If you look at a BRIO catalog from 1980 you will see that each product has two product numbers, one of the form NNNN and one of the form NNNNN-NN. For example, the original Tunnel is listed like so:
3362 31405-12Neither of these numbers appears to be related to the another, though the four-digit number 3362 is nearly identical to the modern, five-digit product code for the Tunnel which was 33362. Jump to 1983, and the product codes show yet another variation. While the four-digit product code hasn't changed, the five-dash-two product code adds a prefix, giving a final form of N-NNNNN-NN. Returning to the Tunnel, the product code was given as:
3362 4-31405-12Why are there some many product codes, and what do they mean?
To answer this, we have to go back to the original BRIO wooden railway product which was first sold in 1957. Back then, it was called the BRIO Miniature Railway, and it was given the product code 31405. The Miniature Railway was just one of several BRIO products, and it did not have the extensive list of accessories that are present today. It was just a single product, sold under the code 31405.
As the popularity of the wooden railway grew, BRIO began to add accessories. Rather than give each of these items its own product code, they were given a sort of subcode: a two-digit suffix appended to the wooden railway code. The Tunnel, #31405-12, was accessory 12 in the 31405 product line, and thus, the NNNNN-NN code system was born. The catalog sheet from the mid-1960's shows the accessories that were available for the wooden railway system at the time—it was still called the Miniature Railway at that point—all under the 31405 master code. (Note that back then, the codes were actually given the form NNNNN
In 1980, and possibly earlier, BRIO began the transition to a unique 4-digit product code for all products. This is more speculative, but it appears that BRIO had a transition period of several years where they used both the new and old product codes in catalogs. Whether this was to give BRIO, retailers, distributors, or all three sufficient time to transition their computer systems and records to the new numbering is unknown. What is really strange, however, is the 1983 catalog sheet that introduced the prefix code while the 4-digit code transition was still in progress.
In 1983, there were two prefix codes: 4- and 7-. The 4- prefix wes used for traditional accessories and wes paired with the 31405 base code, but the 7- prefix wes used for starter sets and was paired with the 31404 base code, and given a unique suffix code. Even the "original" Miniature Railway boxed set, 31405, was renumbered to 7-31404-50. Some of the 7-31404 codes (with descriptions, as the starter sets were not given unique names back then) were:
- 3115 7-31404-20 Circle set
- 3125 7-31404-25 Figure-8/viaductset
- 3145 7-31404-50 Original miniature railway set

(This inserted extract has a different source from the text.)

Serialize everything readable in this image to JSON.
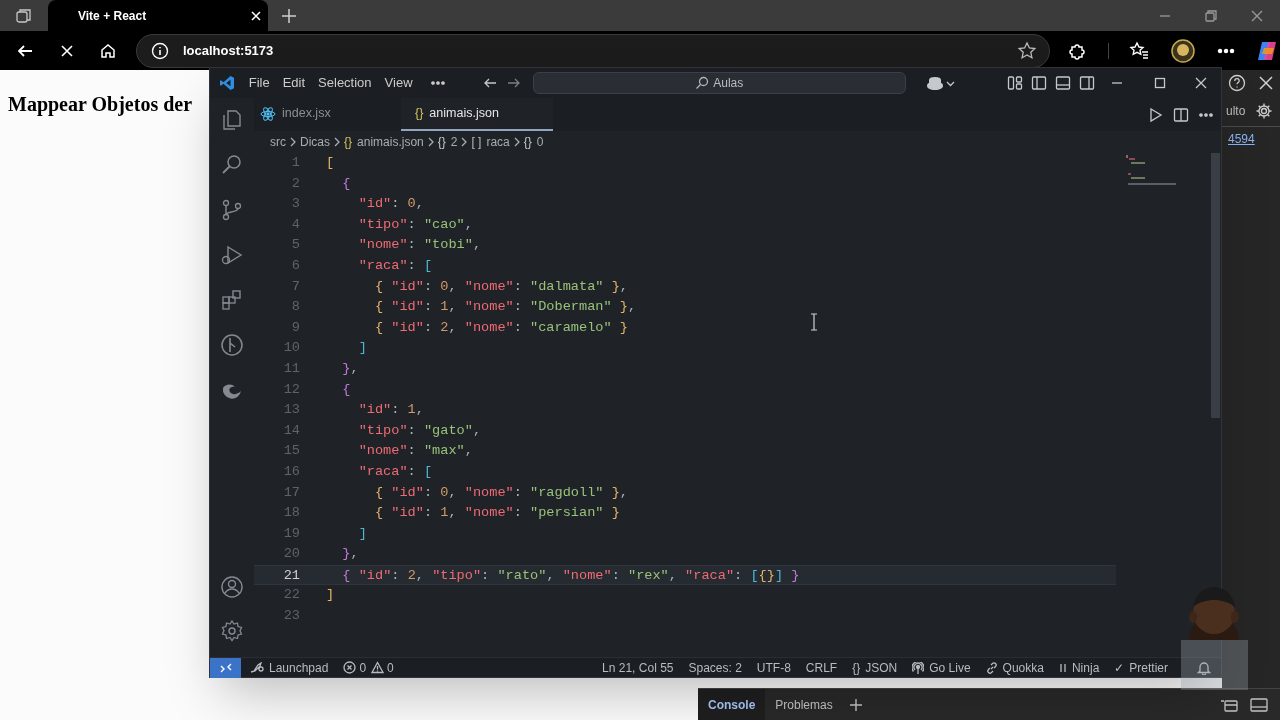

In 1984, BRIO completely dropped both the old product numbering scheme and the prefixes, and adopted the 5-digit product code that we see today. The 5-digit code was created simply by taking the 4-digit code and prefixing it with a "3". So the Tunnel, 3362, became 33362, the Circle set 3115 became 33115, and so on.
While these new 5-digit codes are guaranteed to be unique in a given catalog year, a few of them were recycled over time so product numbers are not unique throughout all time. Code #33379, for example, was used for both the Quay-Berth accessory from the mid-1980's and the Small Town set from the mid-1990's.
There are still a lot of unanswered questions, namely why BRIO made so many changes in the early 1980's, but this should explain how these product codes evolved over time, and where they originated.